Nationalism is a sentiment that has become tainted since it was perceived to be at the root of two world wars in the first half of the 20th century. These wars devastated European countries, which led their political leaders to distrust a world order based on independent sovereign nations. From the middle of the 20th century, they sought ways to reduce ancient rivalries between nations. These efforts started with closer economic ties, and eventually led to the formation of a supranational political entity, the European Union, to which individual countries relinquished part of their sovereignty. This was paralleled at the worldwide level by the creation, under the leadership of the United States, of the United Nations and of multinational trade pacts culminating in the World Trade Organization.
By the end of the 20th century, in the minds of many people, globalism had supplanted nationalism as the world’s organizing principle. Some even dream of a world government. But in their hearts they remain attached to their country, and they would bristle at being called unpatriotic as much as they would at being labeled nationalist. Yet, it is impossible to be patriotic without directing this sentiment towards a particular nation. For a number of reasons (among which we can surely count large waves of immigration, and some resentment at the loss of independence in running national affairs, particularly in Europe) there has been a return to nationalism over the last few years. The Brexit referendum in the UK, followed a few months later by the election of Donald Trump in the US, marked the rebirth of a populist, nationalistic fervor in the western world. This is troubling, particularly among educated liberal elites, who have led the charge towards globalization and see it as a requirement for sound policy and moral decency in the running of international affairs.
A book which boldly announces that there is virtue in nationalism could be dismissed as an assault against widely held western liberal beliefs and therefore not worth reading. But Yoram Hazony (BA in East Asian Studies from Princeton in 1986, Phd in Political Philosophy from Rutgers University in 1993, President of the Herzl Institute in Jerusalem, Chairman of the Edmund Burke Foundation) is an Israeli philosopher, Bible scholar and political theorist who should be taken seriously. The book places the discussion of nationalism versus globalism in the historical perspective of the conflict that has existed from the most ancient times between nations desiring to remain independent and empires desirous of subjecting them. As Hazony states in his introduction: “The nationalism I grew up with is a principled standpoint that regards the world as governed best when nations are able to chart their own independent course, cultivating their own traditions and pursuing their own interests without interference. This is opposed to imperialism, which seeks to bring peace and prosperity to the world by uniting mankind, as much as possible, under a single political regime.” Drawing from historical, biblical and philosophical sources, the author builds an impassioned defense of nationalism as defined above in a compact and well-written book (234 pages plus notes).

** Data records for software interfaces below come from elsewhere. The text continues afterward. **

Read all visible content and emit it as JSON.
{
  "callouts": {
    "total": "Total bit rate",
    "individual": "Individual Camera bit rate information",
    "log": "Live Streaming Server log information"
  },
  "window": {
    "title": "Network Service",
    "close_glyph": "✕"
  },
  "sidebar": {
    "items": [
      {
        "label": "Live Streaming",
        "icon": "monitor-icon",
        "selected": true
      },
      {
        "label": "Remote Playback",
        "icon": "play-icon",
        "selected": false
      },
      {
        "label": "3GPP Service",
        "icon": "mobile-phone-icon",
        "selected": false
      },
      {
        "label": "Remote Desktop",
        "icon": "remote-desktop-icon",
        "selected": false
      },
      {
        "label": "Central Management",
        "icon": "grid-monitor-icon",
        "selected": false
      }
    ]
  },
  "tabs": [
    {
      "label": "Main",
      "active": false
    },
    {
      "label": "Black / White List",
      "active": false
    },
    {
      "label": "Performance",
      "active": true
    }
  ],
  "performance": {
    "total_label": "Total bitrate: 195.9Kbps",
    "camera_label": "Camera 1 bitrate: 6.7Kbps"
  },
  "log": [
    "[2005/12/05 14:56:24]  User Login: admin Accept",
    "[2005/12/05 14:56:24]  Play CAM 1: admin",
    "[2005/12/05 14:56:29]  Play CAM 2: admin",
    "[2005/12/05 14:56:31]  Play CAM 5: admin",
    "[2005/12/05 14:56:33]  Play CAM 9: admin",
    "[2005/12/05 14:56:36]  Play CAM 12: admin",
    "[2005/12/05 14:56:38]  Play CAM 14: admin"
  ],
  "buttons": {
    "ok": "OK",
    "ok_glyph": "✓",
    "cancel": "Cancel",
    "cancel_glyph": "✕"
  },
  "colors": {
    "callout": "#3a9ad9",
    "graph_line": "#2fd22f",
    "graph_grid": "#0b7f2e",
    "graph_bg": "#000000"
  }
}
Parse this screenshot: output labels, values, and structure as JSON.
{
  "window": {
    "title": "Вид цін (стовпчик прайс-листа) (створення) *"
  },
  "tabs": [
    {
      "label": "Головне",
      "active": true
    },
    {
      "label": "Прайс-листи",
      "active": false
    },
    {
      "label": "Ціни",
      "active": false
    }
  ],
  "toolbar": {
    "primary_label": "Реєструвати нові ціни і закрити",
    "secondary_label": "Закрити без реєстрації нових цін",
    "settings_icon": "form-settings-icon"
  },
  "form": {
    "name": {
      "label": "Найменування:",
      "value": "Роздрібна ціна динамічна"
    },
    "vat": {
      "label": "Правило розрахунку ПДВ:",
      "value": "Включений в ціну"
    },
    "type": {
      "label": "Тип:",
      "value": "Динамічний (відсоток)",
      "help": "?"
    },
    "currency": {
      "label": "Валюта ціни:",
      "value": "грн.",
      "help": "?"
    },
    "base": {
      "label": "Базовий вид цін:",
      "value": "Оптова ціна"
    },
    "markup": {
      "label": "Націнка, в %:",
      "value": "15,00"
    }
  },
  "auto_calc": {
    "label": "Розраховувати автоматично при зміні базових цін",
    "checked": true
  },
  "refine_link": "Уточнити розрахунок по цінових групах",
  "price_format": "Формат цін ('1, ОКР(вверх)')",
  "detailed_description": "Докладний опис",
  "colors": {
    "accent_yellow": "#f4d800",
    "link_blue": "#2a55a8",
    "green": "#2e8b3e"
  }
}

Reading this book is a timely opportunity to reflect on a very important issue. Whether in the end you agree or not with the author, it is to be hoped that his learned consideration of the issue will give you arguments to either buttress or reconsider your own views. I am looking forward to discussing it with you at the first meeting of the Book Club in 2020, on January 23 from 12:30 PM to 2:30 PM.
Location to be announced to registrants.